  2. van Baarle et al. Failing immune control as a result of impaired CD8+ T-cell maturation: CD27 might provide a clue. Trends Immunol 23 (12): 586-591, 2002
  3. Migueles SA et al. HIV-specific CD8+ T cell proliferation is coupled to perforin expression and is maintained in nonprogressors. Nat Immunol 3: 1061-1068, 2002
  4. Steeck H et al. Antigen load and viral sequence diversification determine the functional profile of HIV-1–specific CD8+ T-cells. PLoS Medicine 5 (5), e100 doi/10.1371/journal.pmed.0050100, 2008
  5. Boaz M et al. Presence of HIV-1 gag-specific IFN-gamma+ IL-2+ and CD28+ IL-2+ CD4 T cell responses is associated with non-progression in HIV-1 infection. J Immunol 169: 6376-6385, 2002
  6. Hess C et al. HIV-1 specific CD8+ T-cells with an effector phenotype and control of viral replication. Lancet 362: 863-866, 2004
  7. Shepard BD Early changes in T-cell activation predict antiretroviral success in salvage therapy of HIV infection. J Acquir Immune Defic Syndr 48(2):149-155, 2008
  8. Benito JM et al. Differential upregulation of CD38 on different T-cell subsets may influence the ability to reconstitute CD4+ T cells under successful highly active antiretroviral therapy. J Acquir Immune Defic Syndr 38:373-381, 2005
  9. Beron O et al. CD38 expression on CD8+ T cells in human immunodeficiency virus 1-positive adults treated with HAART. Acta Virol 47:121-124, 2003
  10. Giorgi JV et al. Shorter survival in advanced HIV type 1 infection is more closely associated with T lymphocyte activation than with plasma virus burden or virus chemokine coreceptor usage. J Infect Dis 179: 859-870, 1999
  11. Garzino-Demo A et al. Spontaneous and antigen-induced production of HIV-inhibitory beta-chemokines are associated with AIDS-free status. Proc Natl Acad Sci U S A 96: 11986-11991, 1999
  12. O'Brien TR et al. Effect of chemokine receptor gene polymorphisms on the response to potent antiretroviral therapy. AIDS 14: 821-826, 2000
Community Consensus Statement on Access to HIV Treatment and its Use for Prevention

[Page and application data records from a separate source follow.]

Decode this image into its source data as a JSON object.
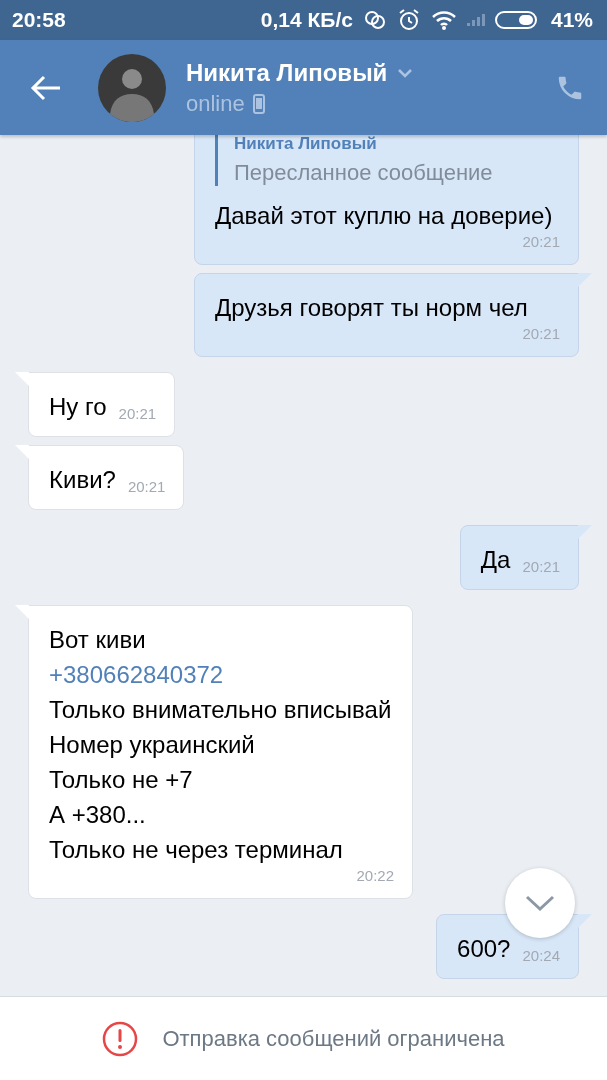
{
  "status_bar": {
    "time": "20:58",
    "speed": "0,14 КБ/с",
    "battery": "41%"
  },
  "header": {
    "name": "Никита Липовый",
    "status": "online"
  },
  "messages": [
    {
      "kind": "out",
      "forwarded": {
        "author": "Никита Липовый",
        "label": "Пересланное сообщение"
      },
      "lines": [
        {
          "kind": "text",
          "text": "Давай этот куплю на доверие)"
        }
      ],
      "time": "20:21"
    },
    {
      "kind": "out",
      "lines": [
        {
          "kind": "text",
          "text": "Друзья говорят ты норм чел"
        }
      ],
      "time": "20:21"
    },
    {
      "kind": "in",
      "lines": [
        {
          "kind": "text",
          "text": "Ну го"
        }
      ],
      "time": "20:21"
    },
    {
      "kind": "in",
      "lines": [
        {
          "kind": "text",
          "text": "Киви?"
        }
      ],
      "time": "20:21"
    },
    {
      "kind": "out",
      "lines": [
        {
          "kind": "text",
          "text": "Да"
        }
      ],
      "time": "20:21"
    },
    {
      "kind": "in",
      "lines": [
        {
          "kind": "text",
          "text": "Вот киви"
        },
        {
          "kind": "link",
          "text": "+380662840372"
        },
        {
          "kind": "text",
          "text": "Только внимательно вписывай"
        },
        {
          "kind": "text",
          "text": "Номер украинский"
        },
        {
          "kind": "text",
          "text": "Только не +7"
        },
        {
          "kind": "text",
          "text": "А +380..."
        },
        {
          "kind": "text",
          "text": "Только не через терминал"
        }
      ],
      "time": "20:22"
    },
    {
      "kind": "out",
      "lines": [
        {
          "kind": "text",
          "text": "600?"
        }
      ],
      "time": "20:24"
    }
  ],
  "footer": {
    "notice": "Отправка сообщений ограничена"
  }
}
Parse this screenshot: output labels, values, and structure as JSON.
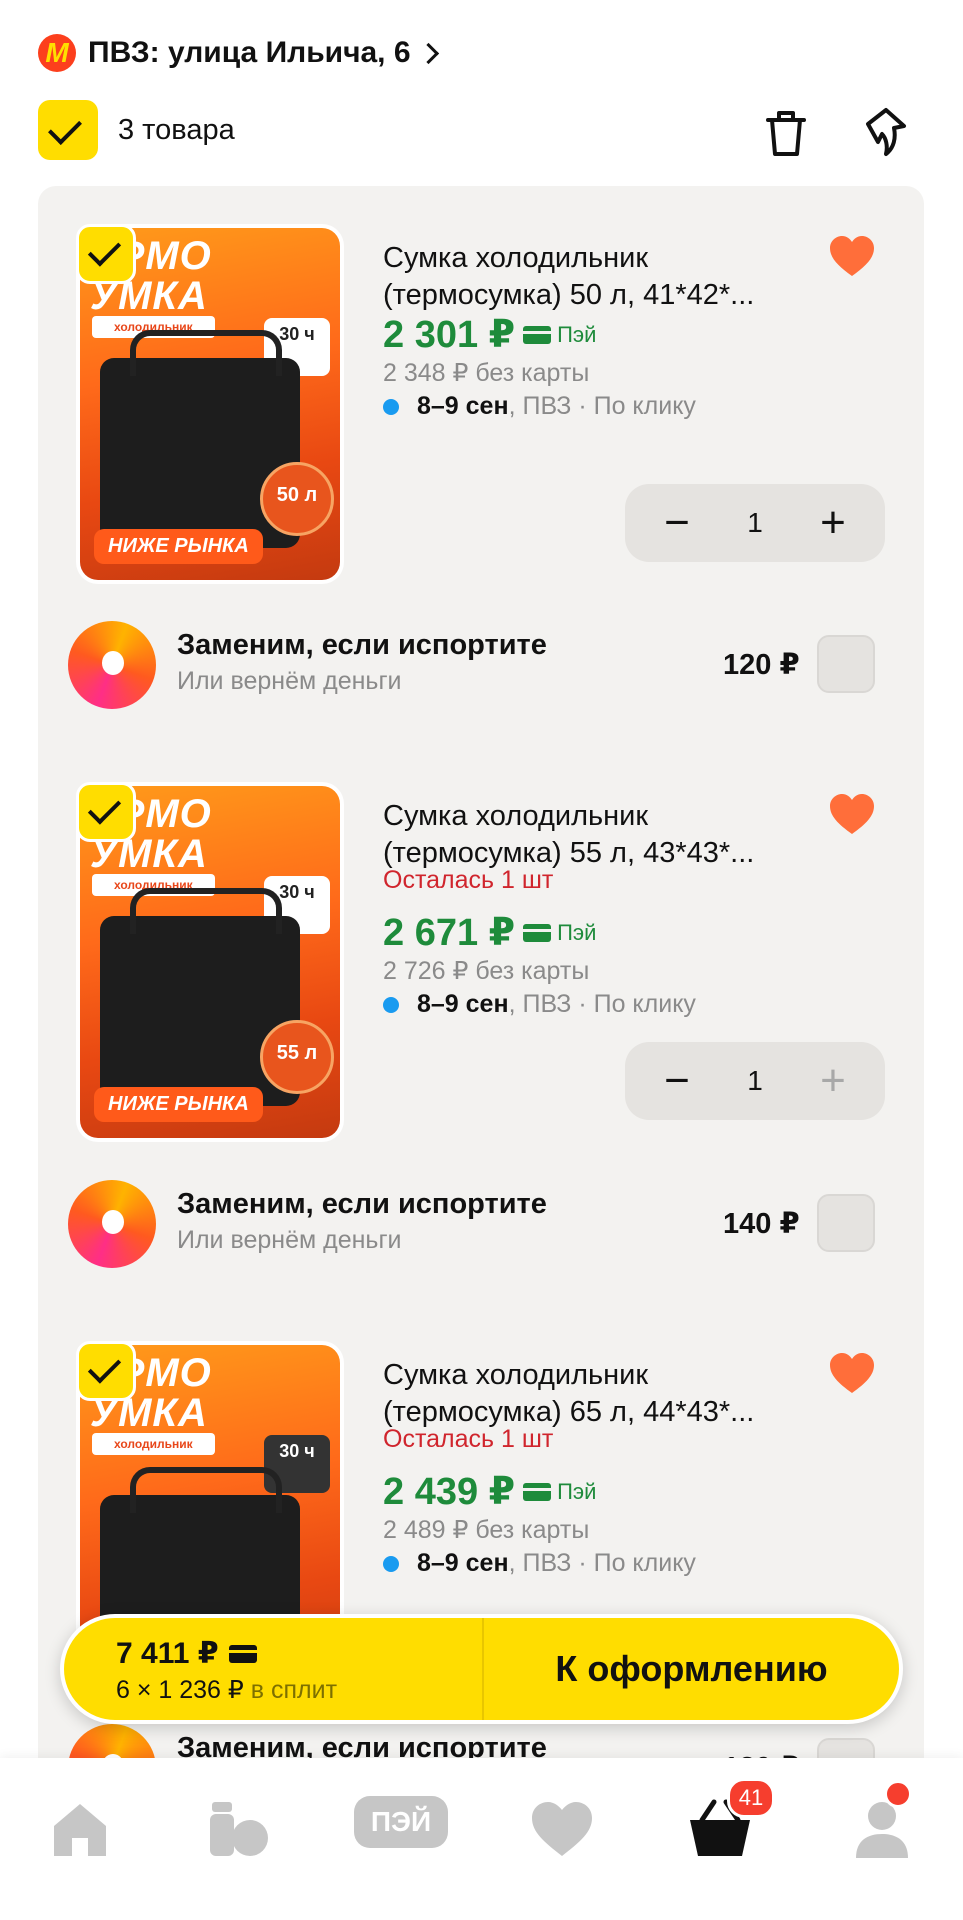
{
  "header": {
    "pvz_logo_letter": "М",
    "pvz_label": "ПВЗ: улица Ильича, 6",
    "select_all_label": "3 товара"
  },
  "items": [
    {
      "thumb_title": "ЕРМО\nУМКА",
      "thumb_sub": "холодильник",
      "thumb_hours": "30 ч",
      "thumb_volume": "50 л",
      "thumb_tag": "НИЖЕ РЫНКА",
      "title": "Сумка холодильник (термосумка) 50 л, 41*42*...",
      "stock": "",
      "price": "2 301 ₽",
      "pay": "Пэй",
      "old_price": "2 348 ₽  без карты",
      "delivery_bold": "8–9 сен",
      "delivery_rest": ", ПВЗ · По клику",
      "qty": "1",
      "minus": "−",
      "plus": "+",
      "plus_disabled": false
    },
    {
      "thumb_title": "ЕРМО\nУМКА",
      "thumb_sub": "холодильник",
      "thumb_hours": "30 ч",
      "thumb_volume": "55 л",
      "thumb_tag": "НИЖЕ РЫНКА",
      "title": "Сумка холодильник (термосумка) 55 л, 43*43*...",
      "stock": "Осталась 1 шт",
      "price": "2 671 ₽",
      "pay": "Пэй",
      "old_price": "2 726 ₽  без карты",
      "delivery_bold": "8–9 сен",
      "delivery_rest": ", ПВЗ · По клику",
      "qty": "1",
      "minus": "−",
      "plus": "+",
      "plus_disabled": true
    },
    {
      "thumb_title": "ЕРМО\nУМКА",
      "thumb_sub": "холодильник",
      "thumb_hours": "30 ч",
      "thumb_volume": "",
      "thumb_tag": "",
      "title": "Сумка холодильник (термосумка) 65 л, 44*43*...",
      "stock": "Осталась 1 шт",
      "price": "2 439 ₽",
      "pay": "Пэй",
      "old_price": "2 489 ₽  без карты",
      "delivery_bold": "8–9 сен",
      "delivery_rest": ", ПВЗ · По клику"
    }
  ],
  "insurance": [
    {
      "title": "Заменим, если испортите",
      "subtitle": "Или вернём деньги",
      "price": "120 ₽"
    },
    {
      "title": "Заменим, если испортите",
      "subtitle": "Или вернём деньги",
      "price": "140 ₽"
    },
    {
      "title": "Заменим, если испортите",
      "subtitle": "",
      "price": "130 ₽"
    }
  ],
  "checkout": {
    "total": "7 411 ₽",
    "split": "6 × 1 236 ₽",
    "split_suffix": "в сплит",
    "button": "К оформлению"
  },
  "nav": {
    "pay_label": "ПЭЙ",
    "cart_badge": "41",
    "icons": [
      "home-icon",
      "catalog-icon",
      "pay-icon",
      "favorites-icon",
      "cart-icon",
      "profile-icon"
    ]
  },
  "colors": {
    "accent_yellow": "#ffdd00",
    "price_green": "#1e8b3b",
    "stock_red": "#d0252d",
    "heart_orange": "#ff6e3a",
    "badge_red": "#f63e2e",
    "delivery_dot": "#199bf0"
  }
}
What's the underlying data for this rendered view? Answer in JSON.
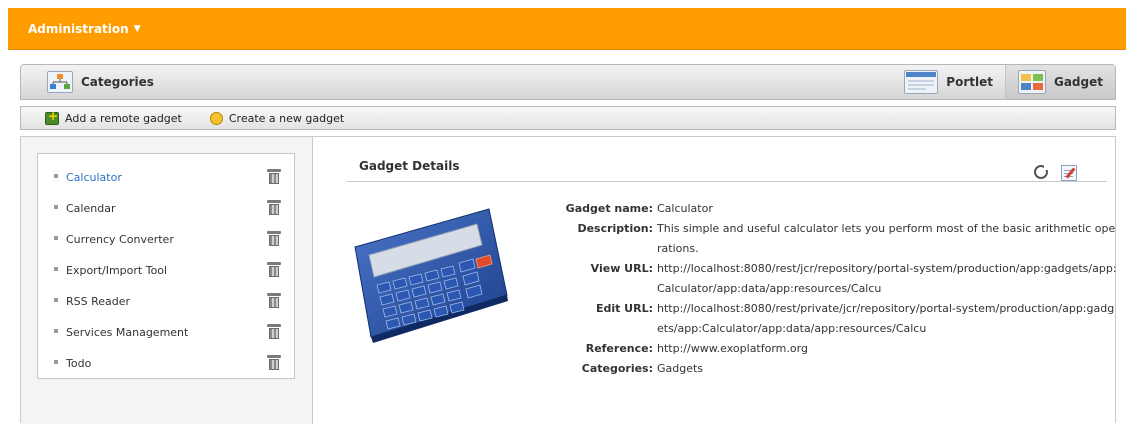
{
  "topbar": {
    "menu_label": "Administration"
  },
  "header": {
    "categories_label": "Categories",
    "portlet_label": "Portlet",
    "gadget_label": "Gadget"
  },
  "actions": {
    "add_remote": "Add a remote gadget",
    "create_new": "Create a new gadget"
  },
  "gadgets": [
    {
      "name": "Calculator",
      "selected": true
    },
    {
      "name": "Calendar"
    },
    {
      "name": "Currency Converter"
    },
    {
      "name": "Export/Import Tool"
    },
    {
      "name": "RSS Reader"
    },
    {
      "name": "Services Management"
    },
    {
      "name": "Todo"
    }
  ],
  "details": {
    "title": "Gadget Details",
    "labels": {
      "name": "Gadget name:",
      "description": "Description:",
      "view_url": "View URL:",
      "edit_url": "Edit URL:",
      "reference": "Reference:",
      "categories": "Categories:"
    },
    "values": {
      "name": "Calculator",
      "description": "This simple and useful calculator lets you perform most of the basic arithmetic operations.",
      "view_url": "http://localhost:8080/rest/jcr/repository/portal-system/production/app:gadgets/app:Calculator/app:data/app:resources/Calcu",
      "edit_url": "http://localhost:8080/rest/private/jcr/repository/portal-system/production/app:gadgets/app:Calculator/app:data/app:resources/Calcu",
      "reference": "http://www.exoplatform.org",
      "categories": "Gadgets"
    }
  },
  "colors": {
    "accent": "#ff9c00",
    "link": "#2b73c4"
  },
  "icons": [
    "chevron-down-icon",
    "categories-icon",
    "portlet-icon",
    "gadget-icon",
    "add-gadget-icon",
    "create-gadget-icon",
    "trash-icon",
    "refresh-icon",
    "edit-icon",
    "calculator-image"
  ]
}
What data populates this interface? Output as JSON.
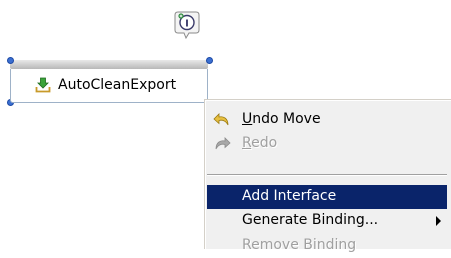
{
  "canvas": {
    "interface_badge_icon": "interface-icon",
    "component": {
      "name": "AutoCleanExport",
      "icon": "export-component-icon",
      "selected": true
    }
  },
  "context_menu": {
    "items": [
      {
        "label_mnemonic": "U",
        "label_rest": "ndo Move",
        "icon": "undo-icon",
        "enabled": true
      },
      {
        "label_mnemonic": "R",
        "label_rest": "edo",
        "icon": "redo-icon",
        "enabled": false
      },
      {
        "label": "Add Interface",
        "enabled": true,
        "highlighted": true
      },
      {
        "label": "Generate Binding...",
        "enabled": true,
        "has_submenu": true
      },
      {
        "label": "Remove Binding",
        "enabled": false,
        "clipped": true
      }
    ]
  },
  "colors": {
    "menu_background": "#f0f0f0",
    "highlight": "#0a246a",
    "selection_handle": "#3b6fd1"
  }
}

Together, we can make it happen

We can end HIV soon if people have equal access to HIV drugs as treatment and as PrEP, and have free choice over whether to take them.

Launched today, the Community Consensus Statement is a basic set of principles aimed at making sure that happens.

The Community Consensus Statement is a joint initiative of AVAC, EATG, MSMGF, GNP+, HIV i-Base, the International HIV/AIDS Alliance, ITPC and NAM/aidsmap

This content was checked for accuracy at the time it was written. It may have been superseded by more recent developments. NAM recommends checking whether this is the most current information when making decisions that may affect your health.

NAM’s information is intended to support, rather than replace, consultation with a healthcare professional. Talk to your doctor or another member of your healthcare team for advice tailored to your situation.